You’re fortunate, you’re not lucky.

Workout

An idea for Saturday: six minute viva prep workout! It’s playful, but there’s serious prep at work here too.

Got a voice recording app on your phone, tablet or computer? That’s all you need. Make sure you can keep an eye on a clock or timer.

There are four items on the following list for you to talk about. Focus on one at a time. Don’t worry if you say um or pause to think. Don’t worry if you say less or more than the indicated time. Just try.

Start recording.

  • Talk for one minute about why you got interested in your research area.
  • Talk for two minutes about the general thrust of your thesis.
  • Talk for two minutes about how you did your research.
  • Talk for one minute about the importance of your results.

All done? Set a reminder on your phone or calendar to come and listen back to the recording in two days.

When you listen back, what do you notice? What would you say more or? Less of? What did you forget?

Practice is key, but without reflection you don’t get all the benefits.

Thinking Through My Fingers

Isaac Asimov: “Writing, to me, is simply thinking through my fingers.”

I found this in one of those quote lists that are everywhere. I like lists, but I love the gems buried in them, and this is a gem. Asimov’s insight is especially profound when it comes to the thesis. It takes a long time to write a thesis. When you sit down to write you don’t have to get it right first time. Sitting to write can help you clarify what you think. Getting something, anything, typed up can help you make the vague clear. It takes time, but when you’re finished and you submit, you’re telling your examiners that you think you’re on to a winner.

If you’ve submitted already, then this is the message you were sending. If you’ve not submitted yet, I think the opportunity here is asking yourself, “What would a winning thesis look like?” Aim yourself at the answer and do the work. Get thinking through your fingers.

Wrong

There’s always a chance you’ve missed something. Not a typo, not a passage that needs editing, but something wrong. Maybe something that is a problem.

It’s a very small chance though. Long odds.

There’s a greater chance that your examiners THINK there is something wrong, or that you’ve not acknowledged something they feel is really important. They might be right, but it’s not a good idea to just accept what they say, or for you to put your head down and insist that you are right.

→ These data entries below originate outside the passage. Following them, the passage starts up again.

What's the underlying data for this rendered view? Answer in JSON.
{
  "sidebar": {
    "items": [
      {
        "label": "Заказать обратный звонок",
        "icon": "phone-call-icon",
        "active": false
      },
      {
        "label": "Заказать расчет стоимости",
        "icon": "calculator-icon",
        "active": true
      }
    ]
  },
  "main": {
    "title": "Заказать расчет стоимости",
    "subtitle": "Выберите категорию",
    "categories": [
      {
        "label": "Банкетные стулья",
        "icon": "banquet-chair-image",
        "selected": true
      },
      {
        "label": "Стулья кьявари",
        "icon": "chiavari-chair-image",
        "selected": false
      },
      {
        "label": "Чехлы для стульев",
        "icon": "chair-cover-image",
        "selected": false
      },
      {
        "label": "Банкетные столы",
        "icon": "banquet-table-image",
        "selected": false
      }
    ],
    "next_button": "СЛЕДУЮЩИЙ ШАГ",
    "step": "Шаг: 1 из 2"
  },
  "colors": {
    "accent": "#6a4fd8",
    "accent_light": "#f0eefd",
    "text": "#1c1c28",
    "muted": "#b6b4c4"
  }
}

Instead: ask them why. Why do they think you’ve made a mistake? What are their reasons? What’s their thinking? Because you know your thinking. Once you have both pictures, you can start to see what the reality might be. What sounds like a mountain-high hurdle could be a tiny speed bump. After thinking and talking it through, it may not even be a problem.

There’s a chance that you’re wrong, but given how far you’ve come, it’s much more likely that you’re right or know the way to right. Show your examiners.

Four Hours

My viva was four hours long. It was over in an eye-blink. I left my viva thinking, “What just happened?” I was tired because I had slept badly, and the viva was quite an involved discussion at times. Still, I was really surprised to find out four hours had gone by. I’ve heard similar stories from other PhD graduates: vivas that seemed to take no time at all despite clocks and watches clearly showing hours have passed.

Two/three/four hours at the end of years of research, learning and development – by comparison it really is an eye-blink. In the moment it could fly by, or there could be questions that drag on and on (I remember those too). But relative to all that you’ve done the viva is a tiny step in the PhD process: one of the final ones, but one at the end of a great deal of work by you. However long the viva is, you’re in a good place to meet the challenge.